“And that’s what’s frustrating, that 99.99 percent of people are all on the same page. They saw that and said, this is wrong, and we should all use this as a rallying cry to come together. I think it’s unfortunately gone the other way. In my opinion it’s become a divisive issue, where it should be one where it brings everyone together.

“As far as the military and police and first-responder support goes, I don’t view, in my opinion, I don’t view one life as more meaningful than another. I think what happened to Mr. Floyd, like I said, was terrible. Then you see some of the acts that happened afterward, where you see police officers and citizens being killed during some of these riots.


“Race aside, I think the value of life and love for people and love for your neighbor and one another needs to go up. And that’s just my view.

“It’s almost strange for me nowadays, that you can’t say one thing and be on both sides. You can’t say ‘I support Black Lives Matter and I also support the police,’ and not be on one side. I think that that is wrong.

“I think people are mad and I understand that. They have the right to be mad. And I’m mad. A lot of people saw [Floyd’s death], and they’re just, it’s not OK. I think it needs to be, it should have been, I wish it would have been, a rallying cry for real change in one direction, rather than saying, ‘You’re either with us or against us.’ I just think it’s unfortunate.

“I believe in the American spirit, and I believe that people truly care about one another. I think in some time, it’s going to cause some really good change. Not just in our sport, but throughout the country. I’m looking forward to seeing brighter days to come.”

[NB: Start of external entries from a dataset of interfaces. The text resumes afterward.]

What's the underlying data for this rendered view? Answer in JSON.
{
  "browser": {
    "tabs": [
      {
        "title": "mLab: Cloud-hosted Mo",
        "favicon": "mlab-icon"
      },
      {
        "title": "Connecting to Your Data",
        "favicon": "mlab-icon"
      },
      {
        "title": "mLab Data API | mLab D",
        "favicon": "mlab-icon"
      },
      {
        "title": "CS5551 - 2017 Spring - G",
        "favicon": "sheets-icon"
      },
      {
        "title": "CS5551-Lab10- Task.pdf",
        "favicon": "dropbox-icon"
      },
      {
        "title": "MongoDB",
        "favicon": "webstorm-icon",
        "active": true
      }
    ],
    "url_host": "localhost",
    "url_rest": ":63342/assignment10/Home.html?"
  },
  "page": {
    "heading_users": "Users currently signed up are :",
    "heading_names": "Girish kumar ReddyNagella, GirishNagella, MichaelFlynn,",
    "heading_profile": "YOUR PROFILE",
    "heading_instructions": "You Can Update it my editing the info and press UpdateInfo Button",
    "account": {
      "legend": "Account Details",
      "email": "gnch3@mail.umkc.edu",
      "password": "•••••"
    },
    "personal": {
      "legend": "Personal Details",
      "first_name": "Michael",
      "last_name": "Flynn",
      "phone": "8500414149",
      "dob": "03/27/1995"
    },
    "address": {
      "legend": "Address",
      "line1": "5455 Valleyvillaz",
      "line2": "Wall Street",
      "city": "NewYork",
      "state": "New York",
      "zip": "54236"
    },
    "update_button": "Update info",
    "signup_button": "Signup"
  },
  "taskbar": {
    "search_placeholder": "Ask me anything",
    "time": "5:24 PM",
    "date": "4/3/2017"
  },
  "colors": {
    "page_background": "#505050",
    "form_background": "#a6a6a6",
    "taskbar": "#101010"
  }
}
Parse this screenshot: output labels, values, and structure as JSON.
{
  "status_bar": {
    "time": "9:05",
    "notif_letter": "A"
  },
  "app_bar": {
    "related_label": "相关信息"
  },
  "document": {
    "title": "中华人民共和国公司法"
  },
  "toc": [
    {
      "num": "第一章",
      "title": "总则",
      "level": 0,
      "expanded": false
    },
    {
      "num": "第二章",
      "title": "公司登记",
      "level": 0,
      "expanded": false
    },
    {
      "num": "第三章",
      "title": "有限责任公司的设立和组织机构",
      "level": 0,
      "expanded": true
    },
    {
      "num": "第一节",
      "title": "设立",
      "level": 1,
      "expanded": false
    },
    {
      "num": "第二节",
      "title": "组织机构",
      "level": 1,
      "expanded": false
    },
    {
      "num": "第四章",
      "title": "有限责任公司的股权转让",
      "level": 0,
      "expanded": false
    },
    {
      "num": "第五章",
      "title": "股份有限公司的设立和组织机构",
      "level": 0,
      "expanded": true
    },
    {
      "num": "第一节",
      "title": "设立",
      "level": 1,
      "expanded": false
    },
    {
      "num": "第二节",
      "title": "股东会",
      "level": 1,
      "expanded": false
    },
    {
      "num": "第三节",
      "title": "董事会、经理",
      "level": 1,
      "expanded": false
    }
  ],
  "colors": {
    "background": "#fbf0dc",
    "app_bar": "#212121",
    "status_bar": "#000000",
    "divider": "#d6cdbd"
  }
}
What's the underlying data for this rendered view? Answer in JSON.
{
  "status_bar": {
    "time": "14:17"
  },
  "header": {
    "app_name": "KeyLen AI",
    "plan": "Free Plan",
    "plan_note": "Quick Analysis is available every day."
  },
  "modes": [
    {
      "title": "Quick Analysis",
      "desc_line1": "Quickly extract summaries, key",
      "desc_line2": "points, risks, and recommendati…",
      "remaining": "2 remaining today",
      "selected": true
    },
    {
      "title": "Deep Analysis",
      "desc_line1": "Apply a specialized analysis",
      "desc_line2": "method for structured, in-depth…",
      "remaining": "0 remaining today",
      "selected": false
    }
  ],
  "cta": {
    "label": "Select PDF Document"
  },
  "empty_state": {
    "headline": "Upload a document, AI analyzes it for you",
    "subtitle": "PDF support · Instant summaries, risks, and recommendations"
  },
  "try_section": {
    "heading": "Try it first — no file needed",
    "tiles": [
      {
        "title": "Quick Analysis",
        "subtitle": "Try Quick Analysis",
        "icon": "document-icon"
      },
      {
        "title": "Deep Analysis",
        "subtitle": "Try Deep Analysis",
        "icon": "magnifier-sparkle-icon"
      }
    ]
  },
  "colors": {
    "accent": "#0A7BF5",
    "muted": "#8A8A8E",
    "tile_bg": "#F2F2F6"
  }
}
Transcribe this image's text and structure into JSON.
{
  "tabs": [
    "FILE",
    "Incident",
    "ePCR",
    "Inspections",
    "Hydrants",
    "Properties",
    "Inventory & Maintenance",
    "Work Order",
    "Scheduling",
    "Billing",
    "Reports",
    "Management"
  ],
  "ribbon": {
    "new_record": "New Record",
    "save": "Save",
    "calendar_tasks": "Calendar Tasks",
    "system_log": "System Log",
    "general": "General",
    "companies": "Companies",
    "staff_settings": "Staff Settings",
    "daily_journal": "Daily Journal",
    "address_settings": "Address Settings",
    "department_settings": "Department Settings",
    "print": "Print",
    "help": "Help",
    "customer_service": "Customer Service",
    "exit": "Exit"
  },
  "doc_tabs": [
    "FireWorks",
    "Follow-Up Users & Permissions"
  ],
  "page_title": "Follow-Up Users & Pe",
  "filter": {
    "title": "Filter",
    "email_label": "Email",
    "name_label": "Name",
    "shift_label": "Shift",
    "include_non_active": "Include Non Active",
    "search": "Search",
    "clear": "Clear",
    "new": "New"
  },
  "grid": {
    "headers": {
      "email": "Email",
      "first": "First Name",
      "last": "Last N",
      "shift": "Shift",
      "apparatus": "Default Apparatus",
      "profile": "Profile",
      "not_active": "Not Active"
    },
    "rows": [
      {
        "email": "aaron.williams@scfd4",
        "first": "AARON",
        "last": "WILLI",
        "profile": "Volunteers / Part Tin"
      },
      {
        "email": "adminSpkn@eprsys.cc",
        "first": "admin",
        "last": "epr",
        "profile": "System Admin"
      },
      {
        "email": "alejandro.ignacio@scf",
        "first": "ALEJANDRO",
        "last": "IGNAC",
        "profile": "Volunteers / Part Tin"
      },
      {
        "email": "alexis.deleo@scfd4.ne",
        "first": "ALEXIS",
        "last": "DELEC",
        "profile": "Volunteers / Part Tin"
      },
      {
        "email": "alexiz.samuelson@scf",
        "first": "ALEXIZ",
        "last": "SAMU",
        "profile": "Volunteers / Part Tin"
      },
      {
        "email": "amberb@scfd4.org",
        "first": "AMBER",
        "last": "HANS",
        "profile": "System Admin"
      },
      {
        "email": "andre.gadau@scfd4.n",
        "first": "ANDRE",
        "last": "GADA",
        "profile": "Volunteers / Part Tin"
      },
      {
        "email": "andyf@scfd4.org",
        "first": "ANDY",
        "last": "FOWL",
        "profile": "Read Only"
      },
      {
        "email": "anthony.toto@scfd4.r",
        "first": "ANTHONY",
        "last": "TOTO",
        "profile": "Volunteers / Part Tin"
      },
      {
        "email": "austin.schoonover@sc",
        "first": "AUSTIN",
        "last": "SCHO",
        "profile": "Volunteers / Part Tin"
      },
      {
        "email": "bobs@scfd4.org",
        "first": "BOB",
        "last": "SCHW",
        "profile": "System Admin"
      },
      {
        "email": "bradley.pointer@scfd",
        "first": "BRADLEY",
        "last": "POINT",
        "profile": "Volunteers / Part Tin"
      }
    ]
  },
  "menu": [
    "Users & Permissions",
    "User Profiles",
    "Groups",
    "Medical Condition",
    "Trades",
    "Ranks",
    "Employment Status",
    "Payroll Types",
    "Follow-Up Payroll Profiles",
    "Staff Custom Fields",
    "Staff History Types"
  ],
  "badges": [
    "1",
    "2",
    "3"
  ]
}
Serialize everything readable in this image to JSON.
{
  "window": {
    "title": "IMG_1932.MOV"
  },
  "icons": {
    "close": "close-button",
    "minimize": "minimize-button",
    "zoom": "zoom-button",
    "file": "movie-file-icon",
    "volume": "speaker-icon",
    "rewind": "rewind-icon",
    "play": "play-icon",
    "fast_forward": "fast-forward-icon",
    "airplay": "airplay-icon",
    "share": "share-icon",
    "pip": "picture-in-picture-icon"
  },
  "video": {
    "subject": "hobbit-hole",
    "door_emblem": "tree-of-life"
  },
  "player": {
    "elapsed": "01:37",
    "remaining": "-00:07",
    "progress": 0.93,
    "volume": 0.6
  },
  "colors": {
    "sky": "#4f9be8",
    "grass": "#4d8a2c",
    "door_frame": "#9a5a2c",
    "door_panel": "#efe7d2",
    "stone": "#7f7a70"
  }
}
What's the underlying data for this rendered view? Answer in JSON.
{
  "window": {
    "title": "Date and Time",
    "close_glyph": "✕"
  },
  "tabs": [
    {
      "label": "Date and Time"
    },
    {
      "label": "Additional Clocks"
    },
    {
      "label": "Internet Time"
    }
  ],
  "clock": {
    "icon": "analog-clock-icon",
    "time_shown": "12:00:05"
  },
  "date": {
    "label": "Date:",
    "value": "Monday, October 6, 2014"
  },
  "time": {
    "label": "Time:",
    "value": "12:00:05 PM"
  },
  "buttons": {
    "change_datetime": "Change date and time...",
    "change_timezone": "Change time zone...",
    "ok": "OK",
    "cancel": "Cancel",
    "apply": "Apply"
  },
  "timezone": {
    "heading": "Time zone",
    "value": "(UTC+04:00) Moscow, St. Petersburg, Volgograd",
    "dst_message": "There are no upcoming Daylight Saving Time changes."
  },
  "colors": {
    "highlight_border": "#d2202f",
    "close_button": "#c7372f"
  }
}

Matt Porter can be reached at matthew.porter@globe.com. Follow him on Twitter: @mattyports